  • yaroe oko [avid eye]
  • signed and titled in Cyrillic and inscribed 1966-1972 on reverse
  • oil on canvas
  • 100 by 75cm., 39¼; by 29½in.


The Collection of George Costakis


Thesaloniki, State Museum of Contemporary Art , Soviet Alternative Art 1956 -1988 from the Costakis Collections, 7 June - 10 September, 2006


Ye. Barabanov, I. Shvartsman et al. (Eds.), Mikhail Shvartsman, St. Petersburg: Palace Editions, 2005, Cat. No. 108, pp. 110-111, 371, ill. plate 22 (incorrectly titled Paternal Structure)

Maria Tsantsanoglou (Ed.), Soviet Alternative Art (1956-1988) From the Costakis Collections, Athens, 2006, p.155 (illustrated and incorrectly titled Mecca)

Catalogue Note

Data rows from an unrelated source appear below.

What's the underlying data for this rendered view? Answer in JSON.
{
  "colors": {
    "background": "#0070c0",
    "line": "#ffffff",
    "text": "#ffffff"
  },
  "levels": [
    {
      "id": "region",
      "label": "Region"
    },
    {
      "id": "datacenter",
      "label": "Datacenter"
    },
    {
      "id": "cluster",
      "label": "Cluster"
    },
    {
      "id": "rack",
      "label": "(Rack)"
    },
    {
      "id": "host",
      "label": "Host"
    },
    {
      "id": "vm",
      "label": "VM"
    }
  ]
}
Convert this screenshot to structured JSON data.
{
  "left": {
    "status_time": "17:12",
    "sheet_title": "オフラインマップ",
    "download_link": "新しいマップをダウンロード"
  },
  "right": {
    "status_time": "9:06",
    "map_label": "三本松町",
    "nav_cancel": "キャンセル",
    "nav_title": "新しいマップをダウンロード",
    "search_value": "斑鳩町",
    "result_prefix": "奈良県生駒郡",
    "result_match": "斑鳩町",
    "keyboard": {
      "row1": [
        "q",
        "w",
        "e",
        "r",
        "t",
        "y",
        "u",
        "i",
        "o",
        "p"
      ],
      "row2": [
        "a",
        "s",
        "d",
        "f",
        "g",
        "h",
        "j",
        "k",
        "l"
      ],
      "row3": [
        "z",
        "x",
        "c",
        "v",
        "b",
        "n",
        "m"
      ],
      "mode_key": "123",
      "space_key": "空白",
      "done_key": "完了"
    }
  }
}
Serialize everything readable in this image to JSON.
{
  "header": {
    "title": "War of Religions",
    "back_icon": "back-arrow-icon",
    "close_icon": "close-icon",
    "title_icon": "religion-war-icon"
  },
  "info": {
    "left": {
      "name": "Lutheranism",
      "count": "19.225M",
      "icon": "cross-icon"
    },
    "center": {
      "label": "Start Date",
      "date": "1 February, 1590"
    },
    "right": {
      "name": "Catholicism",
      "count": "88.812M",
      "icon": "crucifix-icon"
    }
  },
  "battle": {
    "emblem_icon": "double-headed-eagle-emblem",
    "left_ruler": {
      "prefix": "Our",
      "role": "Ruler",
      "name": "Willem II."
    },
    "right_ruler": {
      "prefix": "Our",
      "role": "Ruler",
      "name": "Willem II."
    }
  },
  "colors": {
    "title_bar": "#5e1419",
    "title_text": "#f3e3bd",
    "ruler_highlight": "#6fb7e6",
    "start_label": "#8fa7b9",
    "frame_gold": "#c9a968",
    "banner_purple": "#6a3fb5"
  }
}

During the 1970s several of Russia's non-conformist artists were experimenting with abstraction, and one of the most significant of these was the Jewish-Russian painter Mikhail Shvartsman.  Even as early as the 1950s he had set out to devise a coherent system in which to express his personal spiritual experience, a space where his religious thinking could meet with artistic experience.  He did not take part in the underground exhibitions of his contemporaries, choosing to work alone and actively eschewed his identity as an artist, preferring instead to be called a 'hierat' a name he took from the Greek word 'heiros', meaning holy or sacred, as well as priest.
Shvartsman usually worked in oil on panel, which he would inscribe on the reverse with elaborate Cyrillic calligraphy reminiscent of Old Church Slavonic, perhaps suggesting comparison between his work and the Orthodox religious icon for its role as gateway to the divine.  In fact, Shvartsman took pains to discourage such academic interpretation as he viewed his art as a product of genuine personal spiritual experience and therefore saw his works as vehicles for transmitting pure religious experience in the present.

The subject matter of his works falls into two main categories, that of geometric abstraction (architectonics) and the heads of mediaeval heralds, whose elongated features resemble masks, or the faces on Greek and Russian icons, such as in the offered lot. Shvartsman's sensitivity to colour is particularly striking.  The present lot is typical for its muted palette of violet, brown, green and blue, whose subtle tones resonate and glow.  In such works the artist as visionary points us towards a higher state of consciousness, meditation and finally transcendence.

The offered lot was acquired directly from the artist by the famous Greek collector of Russian avant-garde and nonconformist art, George Costakis in the 1970s.